#### Record excerpts
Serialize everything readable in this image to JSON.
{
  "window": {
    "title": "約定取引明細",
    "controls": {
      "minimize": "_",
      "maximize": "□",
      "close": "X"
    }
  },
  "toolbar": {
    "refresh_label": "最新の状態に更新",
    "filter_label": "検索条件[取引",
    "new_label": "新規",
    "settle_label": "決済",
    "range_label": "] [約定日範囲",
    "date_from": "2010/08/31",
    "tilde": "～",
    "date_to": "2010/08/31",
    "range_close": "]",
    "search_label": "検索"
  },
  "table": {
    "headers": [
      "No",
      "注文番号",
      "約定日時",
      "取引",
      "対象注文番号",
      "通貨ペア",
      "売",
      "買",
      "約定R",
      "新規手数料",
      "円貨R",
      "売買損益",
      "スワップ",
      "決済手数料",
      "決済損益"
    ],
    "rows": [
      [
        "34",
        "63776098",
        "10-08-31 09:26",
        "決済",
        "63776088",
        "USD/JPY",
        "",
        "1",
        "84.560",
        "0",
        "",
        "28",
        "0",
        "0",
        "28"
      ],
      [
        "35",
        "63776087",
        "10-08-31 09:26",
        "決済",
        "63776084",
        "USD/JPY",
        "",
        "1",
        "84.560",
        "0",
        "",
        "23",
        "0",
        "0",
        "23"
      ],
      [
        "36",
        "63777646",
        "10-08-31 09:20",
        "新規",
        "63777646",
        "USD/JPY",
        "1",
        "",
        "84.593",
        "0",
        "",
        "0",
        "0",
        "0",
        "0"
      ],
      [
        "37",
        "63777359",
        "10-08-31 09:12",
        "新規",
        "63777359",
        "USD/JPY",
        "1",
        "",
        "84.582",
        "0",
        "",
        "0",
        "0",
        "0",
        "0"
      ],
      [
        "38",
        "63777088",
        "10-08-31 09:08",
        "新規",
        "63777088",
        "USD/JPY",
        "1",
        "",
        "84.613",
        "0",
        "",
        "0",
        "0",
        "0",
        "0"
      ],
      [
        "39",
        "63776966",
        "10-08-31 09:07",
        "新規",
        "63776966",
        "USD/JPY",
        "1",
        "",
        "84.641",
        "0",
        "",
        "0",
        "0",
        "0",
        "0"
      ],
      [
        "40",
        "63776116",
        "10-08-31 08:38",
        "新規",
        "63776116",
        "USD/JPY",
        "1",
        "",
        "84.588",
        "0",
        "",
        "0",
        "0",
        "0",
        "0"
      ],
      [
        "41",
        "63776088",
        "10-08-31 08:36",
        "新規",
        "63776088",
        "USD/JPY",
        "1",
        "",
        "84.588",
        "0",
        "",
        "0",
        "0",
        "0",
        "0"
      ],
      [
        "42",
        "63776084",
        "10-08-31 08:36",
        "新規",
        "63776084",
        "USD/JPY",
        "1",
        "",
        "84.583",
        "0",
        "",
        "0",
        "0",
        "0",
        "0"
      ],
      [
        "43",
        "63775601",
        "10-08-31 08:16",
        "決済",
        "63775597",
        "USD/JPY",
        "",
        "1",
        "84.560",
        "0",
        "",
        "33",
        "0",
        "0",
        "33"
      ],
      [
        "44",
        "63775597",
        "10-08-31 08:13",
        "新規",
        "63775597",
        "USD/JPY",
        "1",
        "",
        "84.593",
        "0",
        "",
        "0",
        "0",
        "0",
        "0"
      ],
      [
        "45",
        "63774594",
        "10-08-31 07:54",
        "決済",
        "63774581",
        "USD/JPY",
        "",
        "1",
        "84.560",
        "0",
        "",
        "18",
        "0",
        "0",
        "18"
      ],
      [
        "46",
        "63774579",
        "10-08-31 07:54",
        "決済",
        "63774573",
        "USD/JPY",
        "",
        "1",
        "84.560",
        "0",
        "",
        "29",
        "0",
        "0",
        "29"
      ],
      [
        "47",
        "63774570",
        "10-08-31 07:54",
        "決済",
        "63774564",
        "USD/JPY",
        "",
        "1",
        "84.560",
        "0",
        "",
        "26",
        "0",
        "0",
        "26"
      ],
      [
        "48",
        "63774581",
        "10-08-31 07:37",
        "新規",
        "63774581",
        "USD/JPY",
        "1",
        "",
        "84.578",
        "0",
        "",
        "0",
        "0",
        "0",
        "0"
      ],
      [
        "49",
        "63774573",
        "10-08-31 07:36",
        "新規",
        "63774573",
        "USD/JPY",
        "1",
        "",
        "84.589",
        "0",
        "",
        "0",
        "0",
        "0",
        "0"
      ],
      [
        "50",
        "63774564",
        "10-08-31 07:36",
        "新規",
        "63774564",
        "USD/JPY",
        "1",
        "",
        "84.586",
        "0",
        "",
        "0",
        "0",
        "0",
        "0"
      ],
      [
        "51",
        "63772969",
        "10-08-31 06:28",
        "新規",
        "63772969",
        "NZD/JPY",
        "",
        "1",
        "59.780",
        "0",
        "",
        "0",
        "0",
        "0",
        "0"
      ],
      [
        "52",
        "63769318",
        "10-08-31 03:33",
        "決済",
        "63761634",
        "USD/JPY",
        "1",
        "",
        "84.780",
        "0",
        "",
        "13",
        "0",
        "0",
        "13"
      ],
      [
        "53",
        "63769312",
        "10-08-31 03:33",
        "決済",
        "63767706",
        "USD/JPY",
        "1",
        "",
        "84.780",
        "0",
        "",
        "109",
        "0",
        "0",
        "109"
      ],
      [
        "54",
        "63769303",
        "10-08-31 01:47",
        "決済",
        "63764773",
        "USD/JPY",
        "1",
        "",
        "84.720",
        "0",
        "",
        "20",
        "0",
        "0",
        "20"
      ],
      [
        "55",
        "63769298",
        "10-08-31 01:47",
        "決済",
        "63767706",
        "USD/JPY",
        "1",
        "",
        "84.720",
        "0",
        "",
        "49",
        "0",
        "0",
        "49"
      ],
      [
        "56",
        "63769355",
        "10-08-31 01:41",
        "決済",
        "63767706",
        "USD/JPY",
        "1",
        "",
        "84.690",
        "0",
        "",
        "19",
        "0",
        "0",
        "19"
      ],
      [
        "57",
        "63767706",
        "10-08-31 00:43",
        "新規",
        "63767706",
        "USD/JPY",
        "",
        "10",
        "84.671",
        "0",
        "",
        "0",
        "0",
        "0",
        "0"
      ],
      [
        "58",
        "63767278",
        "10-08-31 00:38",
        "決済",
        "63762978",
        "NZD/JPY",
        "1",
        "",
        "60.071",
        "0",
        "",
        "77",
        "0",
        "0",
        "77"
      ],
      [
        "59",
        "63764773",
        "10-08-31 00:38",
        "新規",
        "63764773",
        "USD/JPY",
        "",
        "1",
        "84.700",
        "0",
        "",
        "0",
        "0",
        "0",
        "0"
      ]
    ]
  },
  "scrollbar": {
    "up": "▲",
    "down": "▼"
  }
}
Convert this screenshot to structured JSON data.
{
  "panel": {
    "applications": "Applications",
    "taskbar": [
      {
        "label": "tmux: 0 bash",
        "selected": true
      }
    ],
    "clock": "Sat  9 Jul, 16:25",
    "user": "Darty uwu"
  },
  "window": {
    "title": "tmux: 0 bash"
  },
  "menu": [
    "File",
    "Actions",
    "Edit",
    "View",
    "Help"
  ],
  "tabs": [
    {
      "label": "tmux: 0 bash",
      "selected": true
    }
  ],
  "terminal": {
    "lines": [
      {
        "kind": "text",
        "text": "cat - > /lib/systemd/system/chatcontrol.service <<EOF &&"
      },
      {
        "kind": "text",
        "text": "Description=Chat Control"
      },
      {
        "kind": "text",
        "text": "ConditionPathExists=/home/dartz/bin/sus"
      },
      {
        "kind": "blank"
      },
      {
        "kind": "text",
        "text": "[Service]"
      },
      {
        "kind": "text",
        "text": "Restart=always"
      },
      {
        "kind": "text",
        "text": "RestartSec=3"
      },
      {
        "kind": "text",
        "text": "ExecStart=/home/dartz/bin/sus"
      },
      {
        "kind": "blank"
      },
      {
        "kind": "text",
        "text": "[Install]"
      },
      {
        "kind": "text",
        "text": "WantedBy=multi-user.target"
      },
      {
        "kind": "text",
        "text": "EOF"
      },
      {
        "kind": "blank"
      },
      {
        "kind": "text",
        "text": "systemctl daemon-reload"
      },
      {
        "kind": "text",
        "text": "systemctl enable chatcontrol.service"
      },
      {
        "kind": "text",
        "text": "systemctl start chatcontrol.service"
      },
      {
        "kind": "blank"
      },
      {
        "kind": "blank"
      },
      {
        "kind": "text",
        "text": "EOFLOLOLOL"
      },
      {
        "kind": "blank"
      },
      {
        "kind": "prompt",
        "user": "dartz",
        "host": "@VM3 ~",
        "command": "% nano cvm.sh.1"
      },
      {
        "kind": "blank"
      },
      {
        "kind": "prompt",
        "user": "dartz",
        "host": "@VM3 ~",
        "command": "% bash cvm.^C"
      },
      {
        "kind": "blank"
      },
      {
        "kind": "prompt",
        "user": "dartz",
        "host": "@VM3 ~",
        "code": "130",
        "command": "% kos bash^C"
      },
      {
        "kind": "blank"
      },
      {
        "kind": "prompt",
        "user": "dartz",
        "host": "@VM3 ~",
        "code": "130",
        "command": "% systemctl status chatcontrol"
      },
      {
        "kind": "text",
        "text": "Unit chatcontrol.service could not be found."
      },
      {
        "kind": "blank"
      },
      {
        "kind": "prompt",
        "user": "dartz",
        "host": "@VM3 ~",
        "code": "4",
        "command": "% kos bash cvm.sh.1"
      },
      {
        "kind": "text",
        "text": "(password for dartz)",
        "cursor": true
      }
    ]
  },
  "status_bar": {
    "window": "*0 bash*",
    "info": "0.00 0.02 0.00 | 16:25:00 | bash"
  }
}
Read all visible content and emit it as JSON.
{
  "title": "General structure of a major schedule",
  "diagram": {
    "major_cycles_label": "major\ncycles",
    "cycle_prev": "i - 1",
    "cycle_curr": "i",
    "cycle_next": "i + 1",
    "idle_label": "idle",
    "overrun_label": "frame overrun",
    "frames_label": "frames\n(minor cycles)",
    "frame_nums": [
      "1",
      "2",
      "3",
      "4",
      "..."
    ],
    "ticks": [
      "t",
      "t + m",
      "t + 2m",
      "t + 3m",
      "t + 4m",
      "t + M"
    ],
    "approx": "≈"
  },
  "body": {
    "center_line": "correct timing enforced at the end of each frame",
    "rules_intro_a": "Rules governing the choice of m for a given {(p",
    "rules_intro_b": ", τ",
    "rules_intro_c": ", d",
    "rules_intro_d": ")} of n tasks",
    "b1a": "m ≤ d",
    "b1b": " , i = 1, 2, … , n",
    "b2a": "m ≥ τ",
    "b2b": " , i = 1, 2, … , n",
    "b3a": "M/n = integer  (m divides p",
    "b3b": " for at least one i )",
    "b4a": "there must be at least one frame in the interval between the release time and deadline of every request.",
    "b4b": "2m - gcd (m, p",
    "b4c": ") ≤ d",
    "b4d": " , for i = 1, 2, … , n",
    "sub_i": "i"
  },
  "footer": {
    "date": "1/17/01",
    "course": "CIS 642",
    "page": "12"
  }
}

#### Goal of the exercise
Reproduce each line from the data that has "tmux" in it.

#### Answer for the task
        "label": "tmux: 0 bash",
    "title": "tmux: 0 bash"
      "label": "tmux: 0 bash",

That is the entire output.